15 of 15 people found the following review helpful
Well researched, passionate, clearly written,
This review is from: ALEXANDER THOM-CRACKING THE STONE AGE...: Cracking the Stone Age Code (Paperback)
The builders of the ancient stone circles in Britain and Europe were not primitive savages; they understood the cycles of the seasons and the movement of the celestial spheres and had a deep understanding of geometry which they encoded into the many hundreds of stone circles in this country and further afield using a standardised measure called the Megalithic Yard. They were utilising "Pythagorean" triangles two millennia before Pythagoras was born and could predict eclipses! So thought Professor Thom who accurately surveyed hundreds of stone circles using a theodolite, drew up their ground-plans and discovered their geometrical and astronomical secrets.

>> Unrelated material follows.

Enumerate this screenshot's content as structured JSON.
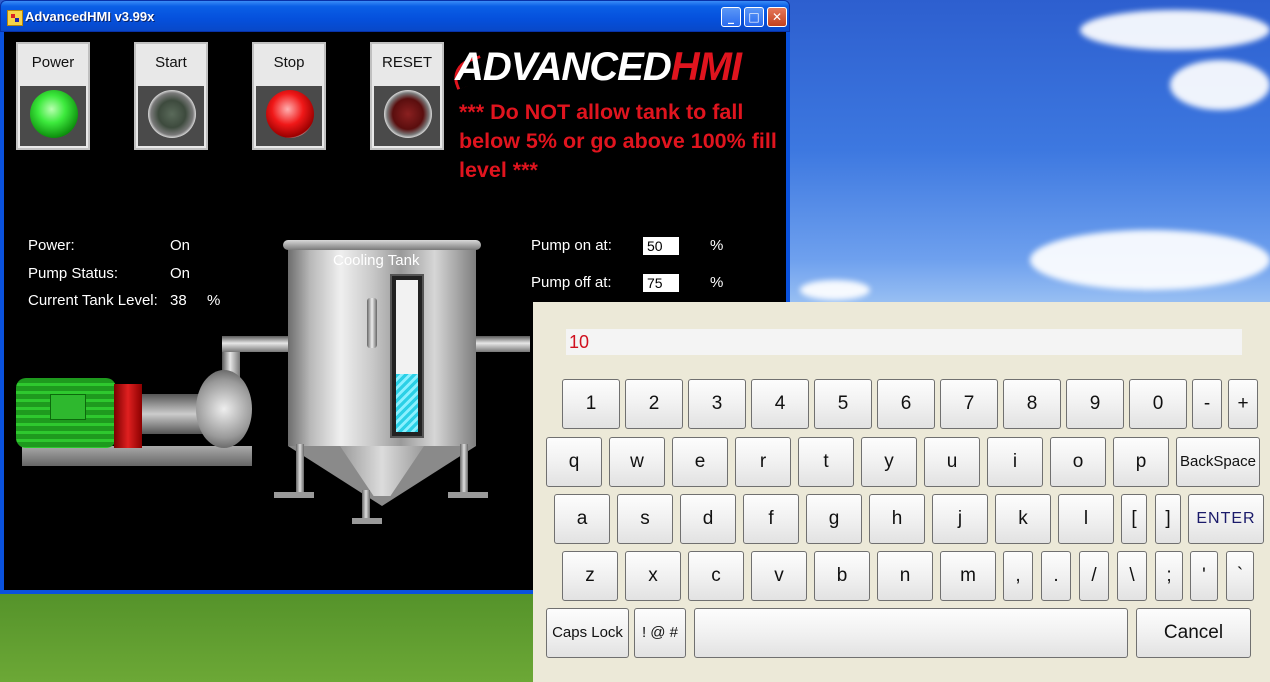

For some years I've been familiar with some of the ideas of Alexander Thom because they pop up from time to time in various "Earth Mysteries" books. Sadly, partly because of this, the whole subject of Alexander Thom, his stone-circle geometries and the Megalithic Yard all tend to be labeled as "New Age". This is a label it doesn't deserve because Thom's methods were entirely rigorous and mathematical. He was one of the most qualified academics in the country and gained support from some notable archaeologists of his day including R.J.C. Atkinson. The problem is not with the Earth Mysteries authors who, if anything, should be congratulated for keeping interest in Thom's work alive but with the mainstream academics who have pushed it all aside. Worse, there seems to be a determination within academe to maintain the status quo so that now, anyone advocating Thom's work also get pushed aside themselves.
This point is made on page 183, where Heath writes: "...a recent MA postgraduate course...prepared by the author [Robin Heath] and archaeologists at the University of Wales, Lampeter, was dropped by the University largely as a result of Professors Ruggles' and Parker Pearson's negative validation reports". Very telling!
Archaeoastronomy combines the disciplines of astronomy, mathematics and archaeology and it's not an easy subject but Heath has a rare gift for making difficult ideas appear simple. He relates the life and work of Alexander Thom with great clarity and tells the sad tale of how and why it was all "airbrushed out of academia", finally offering some ideas of his own as a "fitting tribute" in the last chapter. It's obviously something he feels very passionately about and if ever the day comes when Thom's ideas become more generally accepted it will radically alter our ideas about the past.
An all together compelling read.